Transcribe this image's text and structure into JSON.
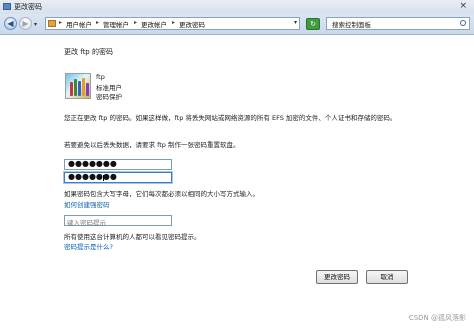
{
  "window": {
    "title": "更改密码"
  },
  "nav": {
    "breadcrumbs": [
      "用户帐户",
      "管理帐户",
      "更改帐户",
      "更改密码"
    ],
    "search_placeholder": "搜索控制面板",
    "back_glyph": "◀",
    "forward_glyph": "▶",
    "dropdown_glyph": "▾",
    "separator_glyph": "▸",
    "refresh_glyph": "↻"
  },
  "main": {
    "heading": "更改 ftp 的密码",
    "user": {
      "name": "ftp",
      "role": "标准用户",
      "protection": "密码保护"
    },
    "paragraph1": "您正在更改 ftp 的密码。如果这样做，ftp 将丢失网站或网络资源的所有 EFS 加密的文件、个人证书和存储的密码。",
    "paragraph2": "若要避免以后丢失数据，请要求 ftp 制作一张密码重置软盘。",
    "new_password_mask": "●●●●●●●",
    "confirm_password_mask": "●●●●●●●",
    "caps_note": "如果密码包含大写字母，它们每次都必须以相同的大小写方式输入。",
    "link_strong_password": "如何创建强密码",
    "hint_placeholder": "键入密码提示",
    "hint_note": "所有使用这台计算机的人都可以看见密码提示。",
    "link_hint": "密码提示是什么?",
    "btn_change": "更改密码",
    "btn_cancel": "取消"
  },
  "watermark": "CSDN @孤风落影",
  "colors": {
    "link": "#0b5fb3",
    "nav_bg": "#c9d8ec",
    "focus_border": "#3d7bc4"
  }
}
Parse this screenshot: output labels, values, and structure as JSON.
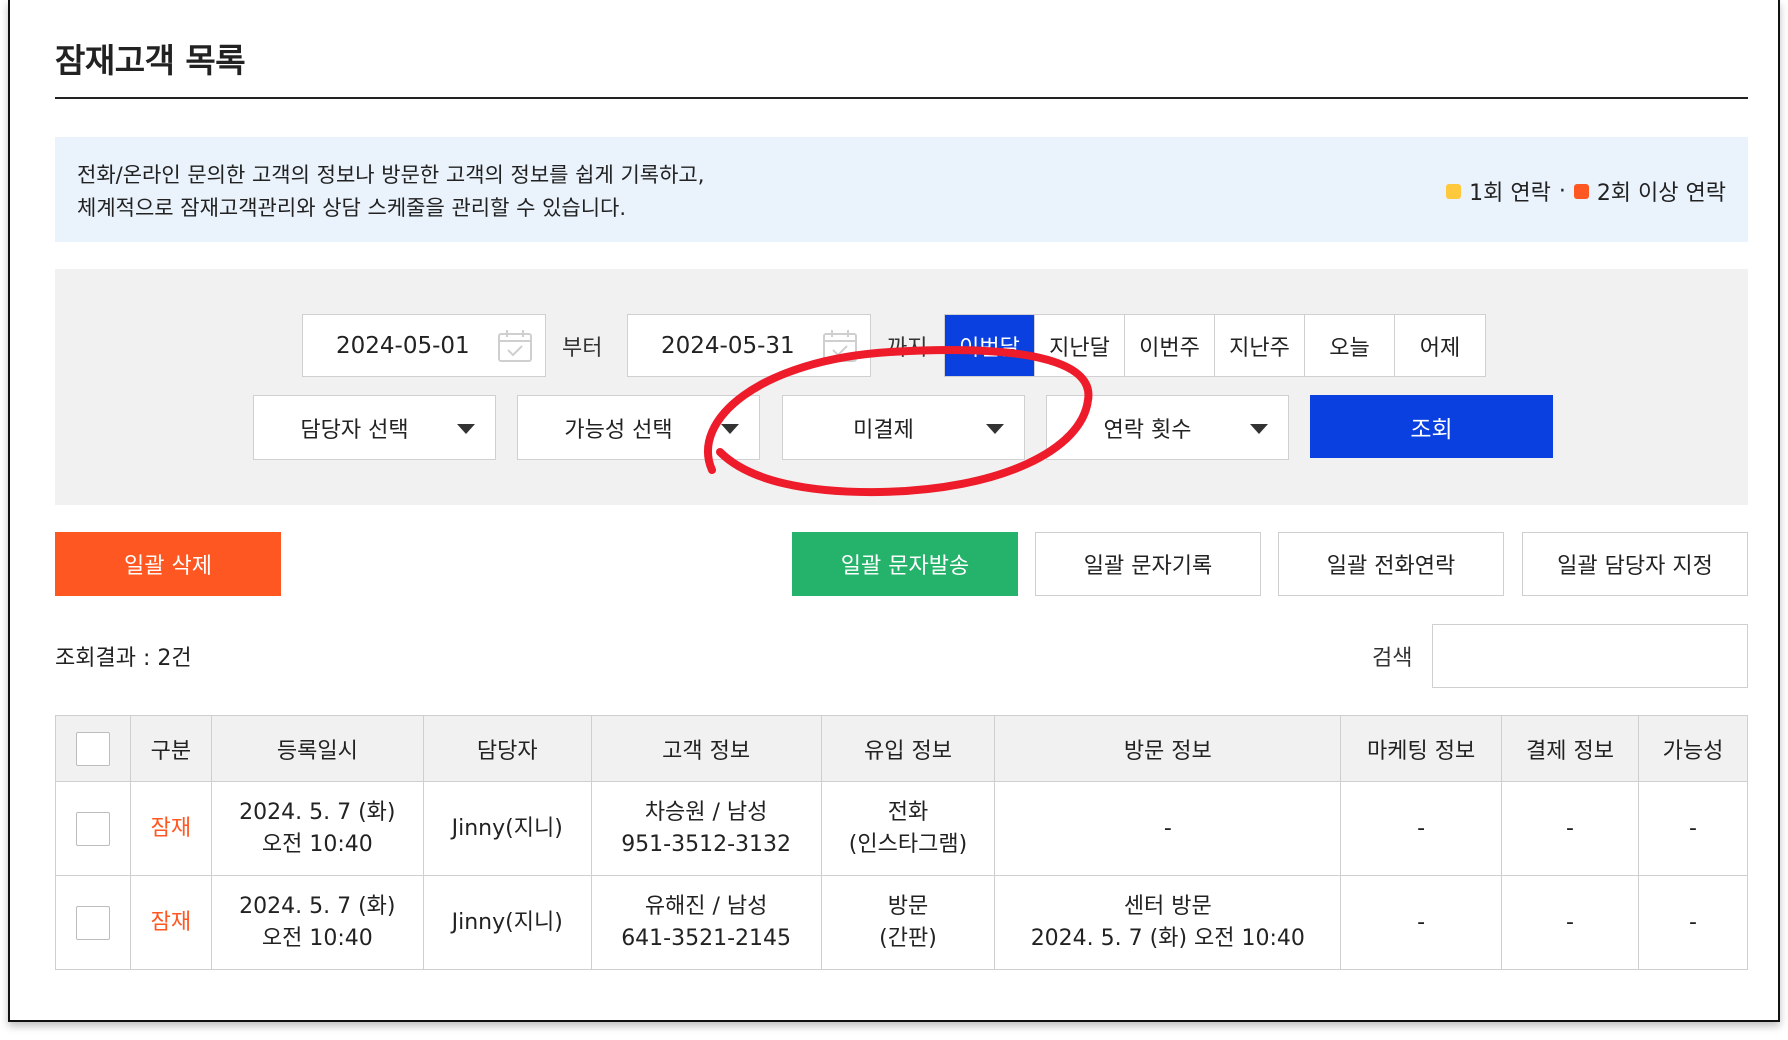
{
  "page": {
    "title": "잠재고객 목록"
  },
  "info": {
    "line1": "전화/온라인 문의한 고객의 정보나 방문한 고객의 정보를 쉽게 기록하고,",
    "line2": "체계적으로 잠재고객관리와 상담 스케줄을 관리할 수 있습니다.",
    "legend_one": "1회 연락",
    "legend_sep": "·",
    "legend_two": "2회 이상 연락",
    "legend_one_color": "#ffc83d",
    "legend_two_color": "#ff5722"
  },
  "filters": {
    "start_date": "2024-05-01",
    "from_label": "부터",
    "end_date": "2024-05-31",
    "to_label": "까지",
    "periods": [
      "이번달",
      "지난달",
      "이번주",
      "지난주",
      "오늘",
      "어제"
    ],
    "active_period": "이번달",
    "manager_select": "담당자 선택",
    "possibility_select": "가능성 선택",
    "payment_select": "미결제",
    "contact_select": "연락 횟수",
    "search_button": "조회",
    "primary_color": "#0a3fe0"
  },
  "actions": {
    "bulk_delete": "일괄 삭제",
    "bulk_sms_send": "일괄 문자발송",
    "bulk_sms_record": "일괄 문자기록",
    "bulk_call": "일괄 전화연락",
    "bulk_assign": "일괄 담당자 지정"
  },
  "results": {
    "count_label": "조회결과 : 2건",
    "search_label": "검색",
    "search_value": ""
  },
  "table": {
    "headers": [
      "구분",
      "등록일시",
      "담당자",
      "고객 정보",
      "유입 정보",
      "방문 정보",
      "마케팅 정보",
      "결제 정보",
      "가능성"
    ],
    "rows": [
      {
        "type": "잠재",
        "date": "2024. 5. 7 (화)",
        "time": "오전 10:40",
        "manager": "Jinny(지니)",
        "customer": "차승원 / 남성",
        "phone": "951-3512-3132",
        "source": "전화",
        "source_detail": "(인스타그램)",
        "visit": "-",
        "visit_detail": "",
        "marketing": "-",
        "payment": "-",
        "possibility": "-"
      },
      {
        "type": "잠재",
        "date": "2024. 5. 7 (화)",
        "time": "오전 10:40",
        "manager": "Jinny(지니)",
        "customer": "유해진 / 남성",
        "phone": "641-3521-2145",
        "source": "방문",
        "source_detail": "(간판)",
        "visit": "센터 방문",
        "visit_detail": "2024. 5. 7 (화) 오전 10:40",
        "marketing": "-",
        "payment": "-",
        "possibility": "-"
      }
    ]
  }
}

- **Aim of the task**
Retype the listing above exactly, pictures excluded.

- **Result of the exercise**
Transcribe this image's text and structure into JSON.
{
  "window": {
    "title": "更改密码"
  },
  "nav": {
    "breadcrumbs": [
      "用户帐户",
      "管理帐户",
      "更改帐户",
      "更改密码"
    ],
    "search_placeholder": "搜索控制面板",
    "back_glyph": "◀",
    "forward_glyph": "▶",
    "dropdown_glyph": "▾",
    "separator_glyph": "▸",
    "refresh_glyph": "↻"
  },
  "main": {
    "heading": "更改 ftp 的密码",
    "user": {
      "name": "ftp",
      "role": "标准用户",
      "protection": "密码保护"
    },
    "paragraph1": "您正在更改 ftp 的密码。如果这样做，ftp 将丢失网站或网络资源的所有 EFS 加密的文件、个人证书和存储的密码。",
    "paragraph2": "若要避免以后丢失数据，请要求 ftp 制作一张密码重置软盘。",
    "new_password_mask": "●●●●●●●",
    "confirm_password_mask": "●●●●●●●",
    "caps_note": "如果密码包含大写字母，它们每次都必须以相同的大小写方式输入。",
    "link_strong_password": "如何创建强密码",
    "hint_placeholder": "键入密码提示",
    "hint_note": "所有使用这台计算机的人都可以看见密码提示。",
    "link_hint": "密码提示是什么?",
    "btn_change": "更改密码",
    "btn_cancel": "取消"
  },
  "watermark": "CSDN @孤风落影",
  "colors": {
    "link": "#0b5fb3",
    "nav_bg": "#c9d8ec",
    "focus_border": "#3d7bc4"
  }
}
Parse this screenshot: output labels, values, and structure as JSON.
{
  "page": {
    "title": "잠재고객 목록"
  },
  "info": {
    "line1": "전화/온라인 문의한 고객의 정보나 방문한 고객의 정보를 쉽게 기록하고,",
    "line2": "체계적으로 잠재고객관리와 상담 스케줄을 관리할 수 있습니다.",
    "legend_one": "1회 연락",
    "legend_sep": "·",
    "legend_two": "2회 이상 연락",
    "legend_one_color": "#ffc83d",
    "legend_two_color": "#ff5722"
  },
  "filters": {
    "start_date": "2024-05-01",
    "from_label": "부터",
    "end_date": "2024-05-31",
    "to_label": "까지",
    "periods": [
      "이번달",
      "지난달",
      "이번주",
      "지난주",
      "오늘",
      "어제"
    ],
    "active_period": "이번달",
    "manager_select": "담당자 선택",
    "possibility_select": "가능성 선택",
    "payment_select": "미결제",
    "contact_select": "연락 횟수",
    "search_button": "조회",
    "primary_color": "#0a3fe0"
  },
  "actions": {
    "bulk_delete": "일괄 삭제",
    "bulk_sms_send": "일괄 문자발송",
    "bulk_sms_record": "일괄 문자기록",
    "bulk_call": "일괄 전화연락",
    "bulk_assign": "일괄 담당자 지정"
  },
  "results": {
    "count_label": "조회결과 : 2건",
    "search_label": "검색",
    "search_value": ""
  },
  "table": {
    "headers": [
      "구분",
      "등록일시",
      "담당자",
      "고객 정보",
      "유입 정보",
      "방문 정보",
      "마케팅 정보",
      "결제 정보",
      "가능성"
    ],
    "rows": [
      {
        "type": "잠재",
        "date": "2024. 5. 7 (화)",
        "time": "오전 10:40",
        "manager": "Jinny(지니)",
        "customer": "차승원 / 남성",
        "phone": "951-3512-3132",
        "source": "전화",
        "source_detail": "(인스타그램)",
        "visit": "-",
        "visit_detail": "",
        "marketing": "-",
        "payment": "-",
        "possibility": "-"
      },
      {
        "type": "잠재",
        "date": "2024. 5. 7 (화)",
        "time": "오전 10:40",
        "manager": "Jinny(지니)",
        "customer": "유해진 / 남성",
        "phone": "641-3521-2145",
        "source": "방문",
        "source_detail": "(간판)",
        "visit": "센터 방문",
        "visit_detail": "2024. 5. 7 (화) 오전 10:40",
        "marketing": "-",
        "payment": "-",
        "possibility": "-"
      }
    ]
  }
}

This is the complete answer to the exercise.